This site is a static archive. Visit the current IWW website at ▸
Skip to main content

Service Workers Revolt! Interview with Burgerville Workers Union and Stardust Family United

Reposted from It's Going Down

Click here to listen to the full podcast

Across the US, mainstream unions are looking to cuts tens of millions of dollars from their budgets in the face of feared attacks under the new regime, as some of the heads of big unions are also trying to cozy up next to Trump. Organized labor under the leadership of the labor bureaucrats has taken a position of trying to maintain social peace at all costs; more interested in keeping a lid on potential worker insurgency than fighting for better wages, conditions, and environmental regulations.

But people in the Industrial Workers of the World (IWW), especially low-paid, millennial workers in high turnover jobs in the service industry – aren’t putting their hopes in the mainstream, pro-business and pro-capitalist unions. They also aren’t putting their hopes in legalistic fights with the bosses through the labor board. Instead, they’re building power on the shop floor, reaching out to the greater community, and building power at their worksites and in their neighborhoods.

To find out more how IWW locals are doing just that, in this episode we talked to Jordan from the Burgerville Workers Union (BWU) in the Pacific Northwest, (for an intro into the BWU check out this podcast), who was recently fired after his boss gave him a a $0.70 bagel at work and the next day claimed that he had stolen it. Clearly, the company was hoping to get rid of both Jordan and BWU, and a broad community campaign to get Jordan’s job back was soon organized, which included large scale actions inside the store, pickets on the street, and even serving free food outside of Burgerville chain stores with the help of other labor unions as a way to hit the bosses in their pocket books. They even got a big ass rat balloon!

We then talk with Jordan how the BWU is organizing collective counter-power through their union, by offering members discounted food boxes, child care, a worker hotline, bus passes, and many other services.

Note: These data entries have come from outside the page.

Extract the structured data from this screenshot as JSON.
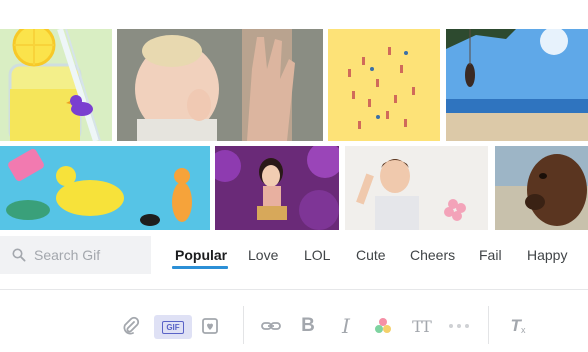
{
  "gifs": [
    {
      "name": "lemonade-jar-duck"
    },
    {
      "name": "baby-high-five"
    },
    {
      "name": "yellow-dancers"
    },
    {
      "name": "beach-swing-jump"
    },
    {
      "name": "pool-floaties"
    },
    {
      "name": "hula-figurine"
    },
    {
      "name": "boy-waving"
    },
    {
      "name": "dog-closeup"
    }
  ],
  "search": {
    "placeholder": "Search Gif",
    "value": ""
  },
  "categories": [
    "Popular",
    "Love",
    "LOL",
    "Cute",
    "Cheers",
    "Fail",
    "Happy"
  ],
  "active_category": "Popular",
  "toolbar": {
    "gif_label": "GIF",
    "bold_label": "B",
    "italic_label": "I",
    "text_size_label": "TT",
    "clear_format_label": "T",
    "clear_format_sub": "x"
  },
  "colors": {
    "accent": "#2b8fd6",
    "icon": "#a3a7ad",
    "gif_active": "#5a63c7"
  }
}
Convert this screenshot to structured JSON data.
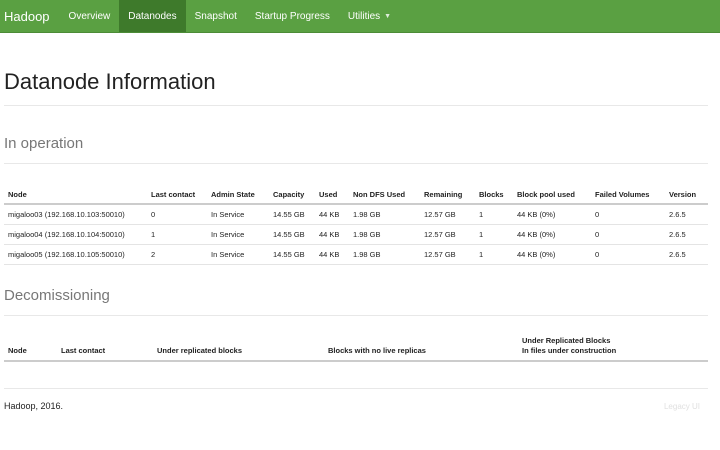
{
  "navbar": {
    "brand": "Hadoop",
    "items": [
      {
        "label": "Overview"
      },
      {
        "label": "Datanodes"
      },
      {
        "label": "Snapshot"
      },
      {
        "label": "Startup Progress"
      },
      {
        "label": "Utilities"
      }
    ]
  },
  "page_title": "Datanode Information",
  "in_operation": {
    "title": "In operation",
    "headers": [
      "Node",
      "Last contact",
      "Admin State",
      "Capacity",
      "Used",
      "Non DFS Used",
      "Remaining",
      "Blocks",
      "Block pool used",
      "Failed Volumes",
      "Version"
    ],
    "rows": [
      [
        "migaloo03 (192.168.10.103:50010)",
        "0",
        "In Service",
        "14.55 GB",
        "44 KB",
        "1.98 GB",
        "12.57 GB",
        "1",
        "44 KB (0%)",
        "0",
        "2.6.5"
      ],
      [
        "migaloo04 (192.168.10.104:50010)",
        "1",
        "In Service",
        "14.55 GB",
        "44 KB",
        "1.98 GB",
        "12.57 GB",
        "1",
        "44 KB (0%)",
        "0",
        "2.6.5"
      ],
      [
        "migaloo05 (192.168.10.105:50010)",
        "2",
        "In Service",
        "14.55 GB",
        "44 KB",
        "1.98 GB",
        "12.57 GB",
        "1",
        "44 KB (0%)",
        "0",
        "2.6.5"
      ]
    ]
  },
  "decommissioning": {
    "title": "Decomissioning",
    "headers": [
      "Node",
      "Last contact",
      "Under replicated blocks",
      "Blocks with no live replicas",
      "Under Replicated Blocks",
      "In files under construction"
    ]
  },
  "footer": {
    "copyright": "Hadoop, 2016.",
    "legacy": "Legacy UI"
  }
}
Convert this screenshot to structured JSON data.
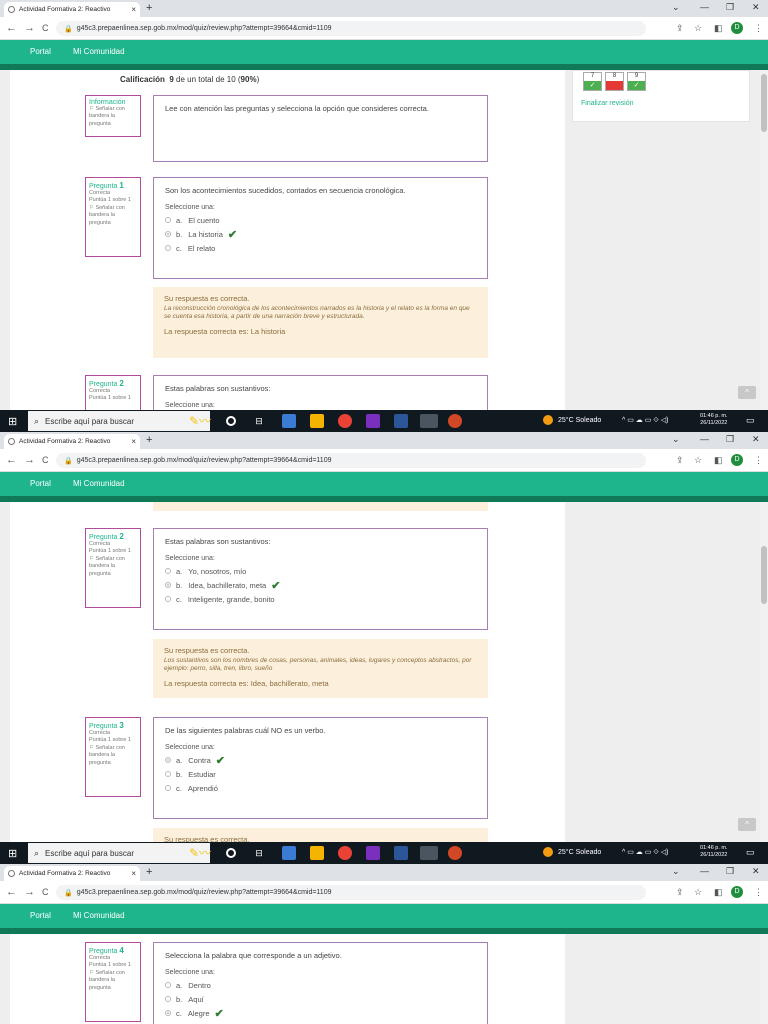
{
  "browser": {
    "tab_title": "Actividad Formativa 2: Reactivo",
    "tab_close": "×",
    "new_tab": "+",
    "url": "g45c3.prepaenlinea.sep.gob.mx/mod/quiz/review.php?attempt=39664&cmid=1109",
    "profile_initial": "D",
    "back": "←",
    "forward": "→",
    "reload": "C",
    "minimize": "—",
    "restore": "❐",
    "close": "✕",
    "dropdown": "⌄",
    "share_icon": "⇪",
    "star_icon": "☆",
    "sidebar_icon": "◧",
    "more_icon": "⋮"
  },
  "site_nav": {
    "portal": "Portal",
    "community": "Mi Comunidad"
  },
  "summary": {
    "label": "Calificación",
    "value_prefix": "9",
    "value_suffix": "de un total de 10 (",
    "percent": "90%",
    "close_paren": ")"
  },
  "info": {
    "title": "Información",
    "flag": "⚐ Señalar con bandera la pregunta",
    "text": "Lee con atención las preguntas y selecciona la opción que consideres correcta."
  },
  "nav_panel": {
    "buttons": [
      {
        "num": "7",
        "mark": "✓",
        "state": "good"
      },
      {
        "num": "8",
        "mark": "",
        "state": "bad"
      },
      {
        "num": "9",
        "mark": "✓",
        "state": "good"
      }
    ],
    "finish": "Finalizar revisión"
  },
  "common": {
    "question_word": "Pregunta",
    "state": "Correcta",
    "grade": "Puntúa 1 sobre 1",
    "flag": "⚐ Señalar con bandera la pregunta",
    "select_one": "Seleccione una:",
    "correct_msg": "Su respuesta es correcta.",
    "scroll_top": "^",
    "check": "✔"
  },
  "questions": [
    {
      "num": "1",
      "text": "Son los acontecimientos sucedidos, contados en secuencia cronológica.",
      "options": [
        {
          "letter": "a.",
          "text": "El cuento"
        },
        {
          "letter": "b.",
          "text": "La historia"
        },
        {
          "letter": "c.",
          "text": "El relato"
        }
      ],
      "explanation": "La reconstrucción cronológica de los acontecimientos narrados es la historia y el relato es la forma en que se cuenta esa historia, a partir de una narración breve y estructurada.",
      "answer": "La respuesta correcta es: La historia"
    },
    {
      "num": "2",
      "text": "Estas palabras son sustantivos:",
      "options": [
        {
          "letter": "a.",
          "text": "Yo, nosotros, mío"
        },
        {
          "letter": "b.",
          "text": "Idea, bachillerato, meta"
        },
        {
          "letter": "c.",
          "text": "Inteligente, grande, bonito"
        }
      ],
      "explanation": "Los sustantivos son los  nombres de cosas, personas, animales, ideas, lugares y conceptos abstractos, por ejemplo: perro, silla, tren, libro, sueño",
      "answer": "La respuesta correcta es: Idea, bachillerato, meta"
    },
    {
      "num": "3",
      "text": "De las siguientes palabras cuál NO es un verbo.",
      "options": [
        {
          "letter": "a.",
          "text": "Contra"
        },
        {
          "letter": "b.",
          "text": "Estudiar"
        },
        {
          "letter": "c.",
          "text": "Aprendió"
        }
      ]
    },
    {
      "num": "4",
      "text": "Selecciona la palabra que corresponde a un adjetivo.",
      "options": [
        {
          "letter": "a.",
          "text": "Dentro"
        },
        {
          "letter": "b.",
          "text": "Aquí"
        },
        {
          "letter": "c.",
          "text": "Alegre"
        }
      ]
    }
  ],
  "q2_peek": {
    "select_one": "Seleccione una:"
  },
  "taskbar": {
    "start_icon": "⊞",
    "search_placeholder": "Escribe aquí para buscar",
    "weather": "25°C  Soleado",
    "tray": "^  ▭  ☁  ▭  ⟐  ◁)",
    "time": "01:46 p. m.",
    "date": "26/11/2022",
    "notification": "▭"
  },
  "colors": {
    "accent": "#1eb58c",
    "accent_dark": "#107a58",
    "feedback_bg": "#fcefdc",
    "check": "#2e7d32",
    "bad": "#e53935",
    "good": "#4caf50"
  }
}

We then switch gears and talk with someone from Stardust Family United, a local of the IWW made up of service workers at Ellen’s Stardust Diner, a restaurant in NYC where performers and singers work and also perform songs during the dining experience. For the last several months, they’ve been organizing, taking action, and facing repression from their boss.

We talk about how and why the union came about, how the union grew over time, and how IWW member dealt with a series of firings. We also then discuss how workers have carried out a wide variety of job actions, strikes, and pickets which have all sought to put pressure on the company.

We hope that these stories of workplace organizing inspire you and show that workplace organizing outside and against the control of the big unions is still possible and can build power on the shop floor while also bringing together working-class people to fight for their interests.